  • Plato: Ascending towards Truth
    • Western philosophy–the discipline of rigorously pursing the truth–begins in earnest with the writings of Plato.  This survey will examine some of the most central ideas and texts to be found in his work.
    • Possible readings: The ApologyMenoPhaedoPhaedrusThe RepublicThe SymposiumThe Sophist.


  • Aristotle: Philosophical Science
    • If Plato was the first great philosophical inquirer of the Western tradition, Aristotle was the first great provider of philosophical answers: to grasp the questions, to examine the answers given by others, and to discover the truth which eluded them all through systematic treatises.
    • Possible readings: The CategoriesThe PhysicsOn the SoulNicomachean EthicsMetaphysics.


  • Thomas Aquinas: Wisdom and Synthesis
    • Among all the bright minds of the 13th century, and of scholasticism generally, none brought so much illumination to Western philosophy as St. Thomas Aquinas.  Though the majority of his writing concerned itself with theology, his philosophical insights–not to mention his commentaries Aristotle–are exemplars.  A wide range of topics are available to be focused upon in this seminar, including focus on specific works, Aquinas’ life, or a survey of his life and works.
    • Possible readings: selections from the De Ente et EssentiaQuaestiones disputatae de Veritate (or other Quaestiones disputatae), Summa contra GentilesSumma Theologiae, commentaries on Aristotle.


  • Charles Sanders Peirce: Signs of Truth
    • With much of his work being kept under lock and key in the archives of Harvard University until recently, Charles Peirce has long been well-known as a founder of pragmatism (misleadingly!) and of semiotics.  But the nature of his proposals was poorly understood, in part because of ignorance of his own sources, the scholastics.  In Peirce, what we find is a return to true philosophy, after the sophistical pursuits of the Moderns and their Way of Ideas.  His was also an interesting life.
    • Possible readings: selections from The Essential Peirce, volumes I and II, Joseph Brent’s Charles Sanders Peirce: A Life, selections from John Deely.


  • Martin Heidegger: Phenomenological Method
    • Charting a tumultous course that begins in scholasticism and ends in esotericism, there are great insights buried in the oft-difficult works of Martin Heidegger.  Attempting to unearth these insights–if nothing else–is a great practice at reading difficult philosophical texts; but if one can discover the truths of his phenomenological method, philosophical ability cannot but improve–which may be discovered against the backdrop of Heidegger’s own life.
    • Possible readings: History of the Concept of TimeBeing and TimeBasic Problems of Phenomenology, “On the Essence of Truth”, “Letter on Humanism”, Rudiger Safranksi’s Martin Heidegger: Between Good and Evil.

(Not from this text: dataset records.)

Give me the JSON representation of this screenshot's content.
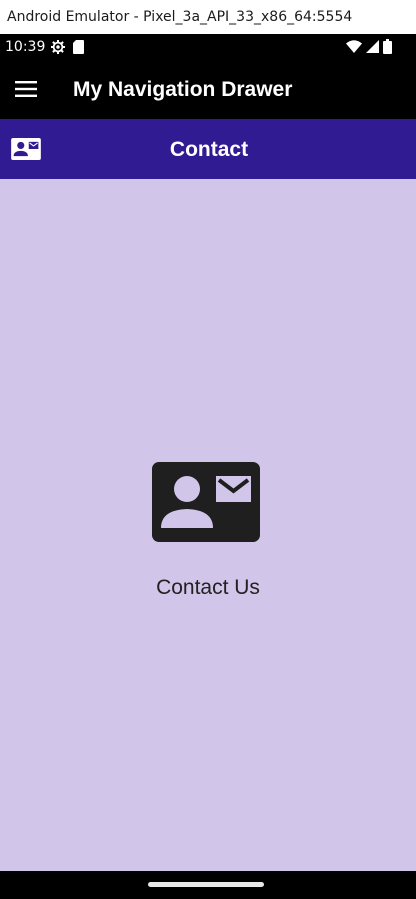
{
  "window": {
    "title": "Android Emulator - Pixel_3a_API_33_x86_64:5554"
  },
  "status_bar": {
    "time": "10:39",
    "left_icons": [
      "settings-icon",
      "sd-card-icon"
    ],
    "right_icons": [
      "wifi-icon",
      "signal-icon",
      "battery-icon"
    ]
  },
  "app_bar": {
    "title": "My Navigation Drawer",
    "menu_icon": "hamburger-menu-icon"
  },
  "section_header": {
    "title": "Contact",
    "icon": "contact-card-icon",
    "background": "#311b92"
  },
  "content": {
    "label": "Contact Us",
    "icon": "contact-card-icon",
    "background": "#d1c5e9"
  }
}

  • Special topics available upon request.

Custom length seminars (from 4-16 weeks) are available upon request, and Continuum will work with all groups to try best to meet their needs.


Seminar pricing scales with the size of the group:

  • $800 for 1-4 participants (as little as $200 per person)
  • $950 for 5 participants ($190 per person)
  • $1100 for 6 participants ($183 per person)
  • $1200 for 7 participants ($171 per person)
  • $1250 for 8 participants ($156 per person)
  • $1300 for 9-12 participants (as little as $108 per person)

Ordinarily, seminars are capped at 12 participants but exceptional cases will be considered.

Please submit all inquiries through the Contact page.